[EXERCISE MATERIAL]
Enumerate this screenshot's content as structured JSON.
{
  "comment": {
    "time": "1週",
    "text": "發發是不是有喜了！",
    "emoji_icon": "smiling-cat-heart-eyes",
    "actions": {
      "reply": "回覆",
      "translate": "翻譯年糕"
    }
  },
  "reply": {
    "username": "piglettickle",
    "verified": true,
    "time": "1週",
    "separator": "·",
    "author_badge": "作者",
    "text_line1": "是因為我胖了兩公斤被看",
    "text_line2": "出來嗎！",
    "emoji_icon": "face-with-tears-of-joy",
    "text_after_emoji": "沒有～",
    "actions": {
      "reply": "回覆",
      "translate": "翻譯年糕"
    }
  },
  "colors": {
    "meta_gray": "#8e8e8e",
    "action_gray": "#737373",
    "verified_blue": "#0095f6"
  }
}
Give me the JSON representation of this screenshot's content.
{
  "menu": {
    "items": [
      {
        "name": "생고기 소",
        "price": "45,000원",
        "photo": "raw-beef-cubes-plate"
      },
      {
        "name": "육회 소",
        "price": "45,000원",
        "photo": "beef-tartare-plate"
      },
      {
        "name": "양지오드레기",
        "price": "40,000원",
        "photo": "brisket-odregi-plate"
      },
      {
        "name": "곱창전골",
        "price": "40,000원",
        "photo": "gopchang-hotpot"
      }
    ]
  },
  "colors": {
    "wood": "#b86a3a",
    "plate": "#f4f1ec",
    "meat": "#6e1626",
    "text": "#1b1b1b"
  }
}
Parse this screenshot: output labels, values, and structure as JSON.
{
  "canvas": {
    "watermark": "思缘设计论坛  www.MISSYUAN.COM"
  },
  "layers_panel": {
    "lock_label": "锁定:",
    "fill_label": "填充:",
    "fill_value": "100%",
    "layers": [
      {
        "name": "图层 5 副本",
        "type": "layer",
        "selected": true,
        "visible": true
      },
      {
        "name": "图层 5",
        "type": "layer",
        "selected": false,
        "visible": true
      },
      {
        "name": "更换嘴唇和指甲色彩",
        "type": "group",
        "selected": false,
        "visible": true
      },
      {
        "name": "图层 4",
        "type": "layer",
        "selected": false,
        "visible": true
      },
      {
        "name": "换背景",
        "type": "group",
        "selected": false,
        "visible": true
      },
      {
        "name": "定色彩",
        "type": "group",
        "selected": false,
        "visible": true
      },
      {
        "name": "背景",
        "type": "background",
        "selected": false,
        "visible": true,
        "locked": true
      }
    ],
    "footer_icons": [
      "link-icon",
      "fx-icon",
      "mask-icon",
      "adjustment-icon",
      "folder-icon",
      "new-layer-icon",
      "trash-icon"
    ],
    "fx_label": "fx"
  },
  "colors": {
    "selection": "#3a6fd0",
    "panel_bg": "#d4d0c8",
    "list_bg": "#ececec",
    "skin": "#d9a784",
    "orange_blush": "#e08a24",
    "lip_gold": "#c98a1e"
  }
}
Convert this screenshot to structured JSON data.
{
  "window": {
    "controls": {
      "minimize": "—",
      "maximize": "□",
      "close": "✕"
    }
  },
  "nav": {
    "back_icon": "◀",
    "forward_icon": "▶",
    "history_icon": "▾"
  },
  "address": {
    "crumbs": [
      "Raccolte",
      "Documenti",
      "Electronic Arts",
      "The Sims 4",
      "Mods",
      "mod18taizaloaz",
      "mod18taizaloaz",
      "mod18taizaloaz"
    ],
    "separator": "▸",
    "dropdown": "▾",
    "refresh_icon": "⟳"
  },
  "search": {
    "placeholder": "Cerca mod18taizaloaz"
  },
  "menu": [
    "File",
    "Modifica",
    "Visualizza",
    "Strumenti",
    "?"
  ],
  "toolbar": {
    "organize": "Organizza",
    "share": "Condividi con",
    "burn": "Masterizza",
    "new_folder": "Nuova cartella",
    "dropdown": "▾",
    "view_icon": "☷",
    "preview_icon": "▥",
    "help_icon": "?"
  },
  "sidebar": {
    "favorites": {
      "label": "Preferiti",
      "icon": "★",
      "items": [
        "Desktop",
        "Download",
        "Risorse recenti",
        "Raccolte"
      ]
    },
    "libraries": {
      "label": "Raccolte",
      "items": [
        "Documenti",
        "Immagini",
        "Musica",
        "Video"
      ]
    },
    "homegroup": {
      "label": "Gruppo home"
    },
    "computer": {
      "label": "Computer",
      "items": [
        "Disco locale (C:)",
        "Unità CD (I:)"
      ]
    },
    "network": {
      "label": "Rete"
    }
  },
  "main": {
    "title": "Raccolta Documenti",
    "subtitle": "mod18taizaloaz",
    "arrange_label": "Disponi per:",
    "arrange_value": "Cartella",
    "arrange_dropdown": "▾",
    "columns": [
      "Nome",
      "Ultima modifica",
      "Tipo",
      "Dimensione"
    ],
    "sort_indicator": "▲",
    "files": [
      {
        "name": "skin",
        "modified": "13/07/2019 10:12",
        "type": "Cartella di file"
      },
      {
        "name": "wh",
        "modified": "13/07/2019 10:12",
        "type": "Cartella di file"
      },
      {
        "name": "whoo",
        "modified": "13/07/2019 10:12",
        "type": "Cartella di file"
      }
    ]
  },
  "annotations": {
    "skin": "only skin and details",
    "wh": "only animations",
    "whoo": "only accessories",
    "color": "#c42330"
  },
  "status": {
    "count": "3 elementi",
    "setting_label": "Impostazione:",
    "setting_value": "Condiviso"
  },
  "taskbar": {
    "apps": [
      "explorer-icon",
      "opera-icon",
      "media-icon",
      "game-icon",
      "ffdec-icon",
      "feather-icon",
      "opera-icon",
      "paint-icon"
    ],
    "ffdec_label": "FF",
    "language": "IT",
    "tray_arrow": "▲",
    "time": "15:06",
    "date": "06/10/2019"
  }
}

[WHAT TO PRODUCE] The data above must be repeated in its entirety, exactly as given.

[ANSWER SPACE]
Enumerate this screenshot's content as structured JSON.
{
  "comment": {
    "time": "1週",
    "text": "發發是不是有喜了！",
    "emoji_icon": "smiling-cat-heart-eyes",
    "actions": {
      "reply": "回覆",
      "translate": "翻譯年糕"
    }
  },
  "reply": {
    "username": "piglettickle",
    "verified": true,
    "time": "1週",
    "separator": "·",
    "author_badge": "作者",
    "text_line1": "是因為我胖了兩公斤被看",
    "text_line2": "出來嗎！",
    "emoji_icon": "face-with-tears-of-joy",
    "text_after_emoji": "沒有～",
    "actions": {
      "reply": "回覆",
      "translate": "翻譯年糕"
    }
  },
  "colors": {
    "meta_gray": "#8e8e8e",
    "action_gray": "#737373",
    "verified_blue": "#0095f6"
  }
}
Give me the JSON representation of this screenshot's content.
{
  "menu": {
    "items": [
      {
        "name": "생고기 소",
        "price": "45,000원",
        "photo": "raw-beef-cubes-plate"
      },
      {
        "name": "육회 소",
        "price": "45,000원",
        "photo": "beef-tartare-plate"
      },
      {
        "name": "양지오드레기",
        "price": "40,000원",
        "photo": "brisket-odregi-plate"
      },
      {
        "name": "곱창전골",
        "price": "40,000원",
        "photo": "gopchang-hotpot"
      }
    ]
  },
  "colors": {
    "wood": "#b86a3a",
    "plate": "#f4f1ec",
    "meat": "#6e1626",
    "text": "#1b1b1b"
  }
}
Parse this screenshot: output labels, values, and structure as JSON.
{
  "canvas": {
    "watermark": "思缘设计论坛  www.MISSYUAN.COM"
  },
  "layers_panel": {
    "lock_label": "锁定:",
    "fill_label": "填充:",
    "fill_value": "100%",
    "layers": [
      {
        "name": "图层 5 副本",
        "type": "layer",
        "selected": true,
        "visible": true
      },
      {
        "name": "图层 5",
        "type": "layer",
        "selected": false,
        "visible": true
      },
      {
        "name": "更换嘴唇和指甲色彩",
        "type": "group",
        "selected": false,
        "visible": true
      },
      {
        "name": "图层 4",
        "type": "layer",
        "selected": false,
        "visible": true
      },
      {
        "name": "换背景",
        "type": "group",
        "selected": false,
        "visible": true
      },
      {
        "name": "定色彩",
        "type": "group",
        "selected": false,
        "visible": true
      },
      {
        "name": "背景",
        "type": "background",
        "selected": false,
        "visible": true,
        "locked": true
      }
    ],
    "footer_icons": [
      "link-icon",
      "fx-icon",
      "mask-icon",
      "adjustment-icon",
      "folder-icon",
      "new-layer-icon",
      "trash-icon"
    ],
    "fx_label": "fx"
  },
  "colors": {
    "selection": "#3a6fd0",
    "panel_bg": "#d4d0c8",
    "list_bg": "#ececec",
    "skin": "#d9a784",
    "orange_blush": "#e08a24",
    "lip_gold": "#c98a1e"
  }
}
Convert this screenshot to structured JSON data.
{
  "window": {
    "controls": {
      "minimize": "—",
      "maximize": "□",
      "close": "✕"
    }
  },
  "nav": {
    "back_icon": "◀",
    "forward_icon": "▶",
    "history_icon": "▾"
  },
  "address": {
    "crumbs": [
      "Raccolte",
      "Documenti",
      "Electronic Arts",
      "The Sims 4",
      "Mods",
      "mod18taizaloaz",
      "mod18taizaloaz",
      "mod18taizaloaz"
    ],
    "separator": "▸",
    "dropdown": "▾",
    "refresh_icon": "⟳"
  },
  "search": {
    "placeholder": "Cerca mod18taizaloaz"
  },
  "menu": [
    "File",
    "Modifica",
    "Visualizza",
    "Strumenti",
    "?"
  ],
  "toolbar": {
    "organize": "Organizza",
    "share": "Condividi con",
    "burn": "Masterizza",
    "new_folder": "Nuova cartella",
    "dropdown": "▾",
    "view_icon": "☷",
    "preview_icon": "▥",
    "help_icon": "?"
  },
  "sidebar": {
    "favorites": {
      "label": "Preferiti",
      "icon": "★",
      "items": [
        "Desktop",
        "Download",
        "Risorse recenti",
        "Raccolte"
      ]
    },
    "libraries": {
      "label": "Raccolte",
      "items": [
        "Documenti",
        "Immagini",
        "Musica",
        "Video"
      ]
    },
    "homegroup": {
      "label": "Gruppo home"
    },
    "computer": {
      "label": "Computer",
      "items": [
        "Disco locale (C:)",
        "Unità CD (I:)"
      ]
    },
    "network": {
      "label": "Rete"
    }
  },
  "main": {
    "title": "Raccolta Documenti",
    "subtitle": "mod18taizaloaz",
    "arrange_label": "Disponi per:",
    "arrange_value": "Cartella",
    "arrange_dropdown": "▾",
    "columns": [
      "Nome",
      "Ultima modifica",
      "Tipo",
      "Dimensione"
    ],
    "sort_indicator": "▲",
    "files": [
      {
        "name": "skin",
        "modified": "13/07/2019 10:12",
        "type": "Cartella di file"
      },
      {
        "name": "wh",
        "modified": "13/07/2019 10:12",
        "type": "Cartella di file"
      },
      {
        "name": "whoo",
        "modified": "13/07/2019 10:12",
        "type": "Cartella di file"
      }
    ]
  },
  "annotations": {
    "skin": "only skin and details",
    "wh": "only animations",
    "whoo": "only accessories",
    "color": "#c42330"
  },
  "status": {
    "count": "3 elementi",
    "setting_label": "Impostazione:",
    "setting_value": "Condiviso"
  },
  "taskbar": {
    "apps": [
      "explorer-icon",
      "opera-icon",
      "media-icon",
      "game-icon",
      "ffdec-icon",
      "feather-icon",
      "opera-icon",
      "paint-icon"
    ],
    "ffdec_label": "FF",
    "language": "IT",
    "tray_arrow": "▲",
    "time": "15:06",
    "date": "06/10/2019"
  }
}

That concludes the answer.